"The people are being reduced to blood and dust. They are in pieces." The doctor who uttered these words still thought the hospital itself was a safe zone. He was with Doctors Without Borders, working in Kunduz, Afghanistan, where the Taliban and government forces were engaged in hellish fighting and civilians, as always, were caught in the middle. Show More Summary
Prince was famous worldwide for his music and extravagant outfits, but he was also a secret philanthropist in war-torn Afghanistan, quietly donating thousands to Scout masters caring for young orphans, a charity told AFP Thursday. The pop icon, who died suddenly last month at the age of 57, gave...

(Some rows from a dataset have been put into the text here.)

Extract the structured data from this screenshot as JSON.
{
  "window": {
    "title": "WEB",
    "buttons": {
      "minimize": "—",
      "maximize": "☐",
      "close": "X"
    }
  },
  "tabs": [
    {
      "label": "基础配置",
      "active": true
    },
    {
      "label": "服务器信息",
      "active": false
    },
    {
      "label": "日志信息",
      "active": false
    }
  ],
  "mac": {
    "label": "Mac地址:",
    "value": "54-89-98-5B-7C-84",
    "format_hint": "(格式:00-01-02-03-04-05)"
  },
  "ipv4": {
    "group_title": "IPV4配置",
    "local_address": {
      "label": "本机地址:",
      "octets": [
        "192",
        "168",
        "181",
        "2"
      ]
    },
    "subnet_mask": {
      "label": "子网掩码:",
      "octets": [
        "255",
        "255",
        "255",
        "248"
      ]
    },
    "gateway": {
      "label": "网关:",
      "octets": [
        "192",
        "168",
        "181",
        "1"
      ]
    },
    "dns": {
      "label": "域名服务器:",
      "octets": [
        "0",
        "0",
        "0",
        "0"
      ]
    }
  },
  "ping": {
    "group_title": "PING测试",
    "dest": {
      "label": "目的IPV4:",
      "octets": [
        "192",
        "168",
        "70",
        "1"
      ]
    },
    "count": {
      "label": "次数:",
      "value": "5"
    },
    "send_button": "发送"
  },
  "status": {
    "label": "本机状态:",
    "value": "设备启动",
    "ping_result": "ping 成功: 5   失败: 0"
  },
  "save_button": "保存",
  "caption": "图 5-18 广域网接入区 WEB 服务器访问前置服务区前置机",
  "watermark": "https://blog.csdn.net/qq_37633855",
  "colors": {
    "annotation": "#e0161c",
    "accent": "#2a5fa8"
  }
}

A five-year-old Afghan boy who became famous after making a Lionel Messi jersey out of a plastic bag was threatened by the Taliban and was forced to flee Afghanistan.
"Peace is at hand." Americans of a certain age will remember the phrase. It was spoken by U.S. Secretary of State Henry Kissinger in 1972, in reference to the war in Vietnam. Today, I can with the same degree of confidence say that peace is at hand in Afghanistan. Kissinger's was famously wrong in '72. Show More Summary
MSF President Joanne Liu blasted the wars in Afghanistan, Syria, Yemen in heart-wrenching Security Council briefing
US citizens should take steps to enhance their personal safety, the US embassy in Afghanistan said.
In his new memoir Medal of Honor recipient Clinton Romesha recounts the October 2009 Taliban attack on a remote U.S. Army outpost in Afghanistan
Five-year-old Murtaza Ahmadi became a sensation when a photo of him wearing a Lionel Messi jersey made from a plastic bag went viral. Now his father says the family received threatening phone calls.
?A decorated United States Army Green Beret who faced involuntary discharge for confronting an Afghan police commander who raped a 12-year-old child will be exonerated and reinstated, the Army Board for Correction of Military Records confirmed last week.
Young Murtaza Ahmadi is still a huge fan of soccer superstar Lionel Messi. "Messi, you know how much I like you," the 5-year-old originally from Afghanistan told the BBC. "Now I want you to invite me so I can come and meet you." That might be one of the few things that hasn't changed for the boy...
QUETTA, Pakistan (Reuters) - A young Afghan fan of Argentine soccer star Lionel Messi has fled his home and gone to Pakistan because his family feared he could be kidnapped after he became an unlikely internet sensation, the boy's uncle...Show More Summary
Earlier this year, a 5-year-old boy in Afghanistan made headlines after he was photographed wearing a Lionel Messi jersey fashioned out of a plastic bag. News eventually reached Messi himself, and the Afghan soccer federation tried to arrange a meeting between the boy and the Argentine legend who plays professionally in Spain. Murtaza Ahmadi eventually […]
RELIGION OF PEACE UPDATE: Afghan boy’s family flees Afghanistan in wake of viral Lionel Messi photos. “Life became a misery for us,” said Ahmadi, speaking to The Associated Press over the telephone from Quetta. He added that the family didn’t want to leave Afghanistan, but the threats were just getting more and more serious. Ahmadi […]
Over recent years Washington has started a large number of training programs for the opposition forces in Syria, Afghanistan and other hot spots, spending considerable amounts of taxpayers’ money without ever achieving their stated objectives. The investigation into these failures could produce a larger bang than the so-called Panama Papers.
5-year-old boy's homemade shirt won him attention from his soccer hero Lionel Messi, but it all backfired
Former Afghan ambassador and senior government advisor Omar Samad claims that US support for Afghanistan should continue after President Barack Obama leaves office next year.
The Afghan government will mount an offensive against the Taliban while leaving the opportunity for future peace talks open to the militant group, former Afghan ambassador and senior government advisor Omar Samad told Sputnik.
Former Interior Minister of Afghanistan Ali Jalali claims that Daesh faction inside of Afghanistan poses a threat, but does not have strategic consequences for the country’s future.
Two brothers from suburban New York City have each been awarded a Bronze Star for their service in Afghanistan.
This is the fifteenth year of the War on Terror, which began with the ill-advised American invasion of Afghanistan in late 2001—an improbable response to the attacks on the World Trade Center and Pentagon by a group of overwhelmingly Saudi jihadists (albeit trained by Al Qaeda). Show More Summary